__Assignment__: Count every line in the entries below that contains the word "Courses", and give only that number.

Collected data entries

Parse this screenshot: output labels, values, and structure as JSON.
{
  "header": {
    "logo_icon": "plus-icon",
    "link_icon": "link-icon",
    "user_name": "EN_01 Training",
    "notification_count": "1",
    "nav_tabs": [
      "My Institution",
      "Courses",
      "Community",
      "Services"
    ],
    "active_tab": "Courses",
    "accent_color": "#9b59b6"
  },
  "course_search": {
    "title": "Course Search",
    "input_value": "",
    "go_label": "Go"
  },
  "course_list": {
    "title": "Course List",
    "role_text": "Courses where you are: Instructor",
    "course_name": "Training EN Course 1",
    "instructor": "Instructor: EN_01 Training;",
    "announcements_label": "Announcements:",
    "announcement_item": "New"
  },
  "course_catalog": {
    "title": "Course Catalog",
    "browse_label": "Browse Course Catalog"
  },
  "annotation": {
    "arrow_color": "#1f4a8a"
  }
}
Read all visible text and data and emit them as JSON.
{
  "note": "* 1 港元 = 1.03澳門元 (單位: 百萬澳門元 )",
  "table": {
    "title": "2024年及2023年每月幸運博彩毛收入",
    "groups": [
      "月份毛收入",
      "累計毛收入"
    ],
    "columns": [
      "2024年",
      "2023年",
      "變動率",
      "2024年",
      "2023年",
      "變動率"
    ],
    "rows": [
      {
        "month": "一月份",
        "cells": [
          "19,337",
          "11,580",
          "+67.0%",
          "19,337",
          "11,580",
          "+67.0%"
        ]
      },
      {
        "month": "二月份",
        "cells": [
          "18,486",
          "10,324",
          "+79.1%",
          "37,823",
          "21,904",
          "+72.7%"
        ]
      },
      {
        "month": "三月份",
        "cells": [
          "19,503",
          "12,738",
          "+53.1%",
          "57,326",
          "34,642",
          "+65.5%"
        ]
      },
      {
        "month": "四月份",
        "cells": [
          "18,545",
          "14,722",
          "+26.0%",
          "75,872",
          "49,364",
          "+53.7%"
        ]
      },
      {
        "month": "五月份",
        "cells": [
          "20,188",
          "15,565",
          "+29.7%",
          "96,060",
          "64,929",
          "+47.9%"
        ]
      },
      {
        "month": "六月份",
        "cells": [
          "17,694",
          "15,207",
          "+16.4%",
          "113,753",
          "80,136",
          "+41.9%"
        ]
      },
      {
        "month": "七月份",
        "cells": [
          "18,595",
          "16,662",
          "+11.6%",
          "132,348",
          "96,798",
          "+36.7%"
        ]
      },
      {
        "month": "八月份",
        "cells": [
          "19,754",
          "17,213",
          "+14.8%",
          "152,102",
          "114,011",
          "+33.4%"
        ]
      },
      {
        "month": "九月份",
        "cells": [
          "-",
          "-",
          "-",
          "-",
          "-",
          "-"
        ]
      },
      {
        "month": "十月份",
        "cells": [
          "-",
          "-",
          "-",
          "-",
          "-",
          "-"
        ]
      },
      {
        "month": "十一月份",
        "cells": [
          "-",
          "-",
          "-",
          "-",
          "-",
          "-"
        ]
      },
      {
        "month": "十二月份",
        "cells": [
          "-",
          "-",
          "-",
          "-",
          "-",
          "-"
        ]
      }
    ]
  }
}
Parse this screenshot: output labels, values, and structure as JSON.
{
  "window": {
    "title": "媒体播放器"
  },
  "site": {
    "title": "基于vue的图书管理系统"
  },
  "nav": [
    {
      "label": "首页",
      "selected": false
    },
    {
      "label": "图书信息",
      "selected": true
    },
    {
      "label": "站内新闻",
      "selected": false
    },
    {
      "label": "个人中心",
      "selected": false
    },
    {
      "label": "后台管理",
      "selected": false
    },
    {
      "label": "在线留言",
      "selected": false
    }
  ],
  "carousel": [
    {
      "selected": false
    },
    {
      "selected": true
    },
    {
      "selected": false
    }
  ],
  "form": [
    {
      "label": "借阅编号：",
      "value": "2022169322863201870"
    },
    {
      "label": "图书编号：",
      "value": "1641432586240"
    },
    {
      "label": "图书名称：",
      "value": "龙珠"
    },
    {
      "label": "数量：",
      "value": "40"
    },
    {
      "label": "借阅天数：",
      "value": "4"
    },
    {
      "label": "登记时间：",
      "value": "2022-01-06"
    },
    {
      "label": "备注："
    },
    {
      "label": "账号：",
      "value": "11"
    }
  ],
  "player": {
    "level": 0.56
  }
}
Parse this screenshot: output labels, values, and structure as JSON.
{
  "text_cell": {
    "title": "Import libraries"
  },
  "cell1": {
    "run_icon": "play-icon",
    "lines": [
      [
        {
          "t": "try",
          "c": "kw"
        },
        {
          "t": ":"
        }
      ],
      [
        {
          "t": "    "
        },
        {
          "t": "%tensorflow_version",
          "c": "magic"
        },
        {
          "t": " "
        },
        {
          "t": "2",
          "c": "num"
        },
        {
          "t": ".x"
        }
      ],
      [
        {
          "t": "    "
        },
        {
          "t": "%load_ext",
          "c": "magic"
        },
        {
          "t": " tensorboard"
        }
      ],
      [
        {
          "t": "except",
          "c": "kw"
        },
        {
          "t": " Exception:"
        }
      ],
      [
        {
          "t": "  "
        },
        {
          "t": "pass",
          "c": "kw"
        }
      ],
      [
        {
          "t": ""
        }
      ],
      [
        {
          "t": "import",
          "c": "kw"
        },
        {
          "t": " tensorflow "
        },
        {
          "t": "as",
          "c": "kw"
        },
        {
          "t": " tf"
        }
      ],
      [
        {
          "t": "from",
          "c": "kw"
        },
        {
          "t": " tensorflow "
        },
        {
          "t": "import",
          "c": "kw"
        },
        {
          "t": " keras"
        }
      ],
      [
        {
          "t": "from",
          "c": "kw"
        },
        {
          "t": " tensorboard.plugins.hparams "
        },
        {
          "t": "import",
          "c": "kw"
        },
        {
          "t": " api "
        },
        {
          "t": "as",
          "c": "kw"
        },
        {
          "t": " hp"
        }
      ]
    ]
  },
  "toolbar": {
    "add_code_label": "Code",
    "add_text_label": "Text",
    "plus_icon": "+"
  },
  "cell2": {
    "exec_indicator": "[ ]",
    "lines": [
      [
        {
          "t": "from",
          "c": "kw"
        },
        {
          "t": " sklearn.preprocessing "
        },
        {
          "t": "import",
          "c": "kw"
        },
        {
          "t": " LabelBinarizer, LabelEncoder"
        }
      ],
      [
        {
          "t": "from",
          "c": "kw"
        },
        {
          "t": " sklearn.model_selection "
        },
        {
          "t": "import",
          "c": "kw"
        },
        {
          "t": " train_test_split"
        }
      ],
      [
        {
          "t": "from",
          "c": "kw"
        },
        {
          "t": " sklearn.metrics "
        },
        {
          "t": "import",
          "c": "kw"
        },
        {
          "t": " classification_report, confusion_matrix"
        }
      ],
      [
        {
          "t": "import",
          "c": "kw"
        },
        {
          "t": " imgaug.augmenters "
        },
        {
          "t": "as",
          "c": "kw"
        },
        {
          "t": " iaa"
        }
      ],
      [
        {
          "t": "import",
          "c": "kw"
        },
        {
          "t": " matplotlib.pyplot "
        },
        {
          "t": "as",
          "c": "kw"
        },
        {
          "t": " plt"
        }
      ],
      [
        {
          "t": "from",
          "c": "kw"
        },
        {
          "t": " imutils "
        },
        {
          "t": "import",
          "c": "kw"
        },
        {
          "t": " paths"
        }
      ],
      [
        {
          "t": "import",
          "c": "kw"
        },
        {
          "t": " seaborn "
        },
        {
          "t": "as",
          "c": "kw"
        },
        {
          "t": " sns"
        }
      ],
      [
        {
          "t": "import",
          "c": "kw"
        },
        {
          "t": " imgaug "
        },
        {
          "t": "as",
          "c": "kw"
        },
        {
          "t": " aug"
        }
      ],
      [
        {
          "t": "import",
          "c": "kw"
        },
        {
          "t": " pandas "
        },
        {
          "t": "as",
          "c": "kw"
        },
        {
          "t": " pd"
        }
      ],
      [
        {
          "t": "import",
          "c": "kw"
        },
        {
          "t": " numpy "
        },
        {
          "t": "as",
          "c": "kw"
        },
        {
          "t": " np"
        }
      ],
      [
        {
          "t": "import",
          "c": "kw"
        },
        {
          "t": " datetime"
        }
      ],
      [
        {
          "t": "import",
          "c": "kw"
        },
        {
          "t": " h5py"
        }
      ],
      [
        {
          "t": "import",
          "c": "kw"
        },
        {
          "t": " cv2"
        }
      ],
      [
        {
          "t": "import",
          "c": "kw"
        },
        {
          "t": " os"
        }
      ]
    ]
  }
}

__Written reply__: 3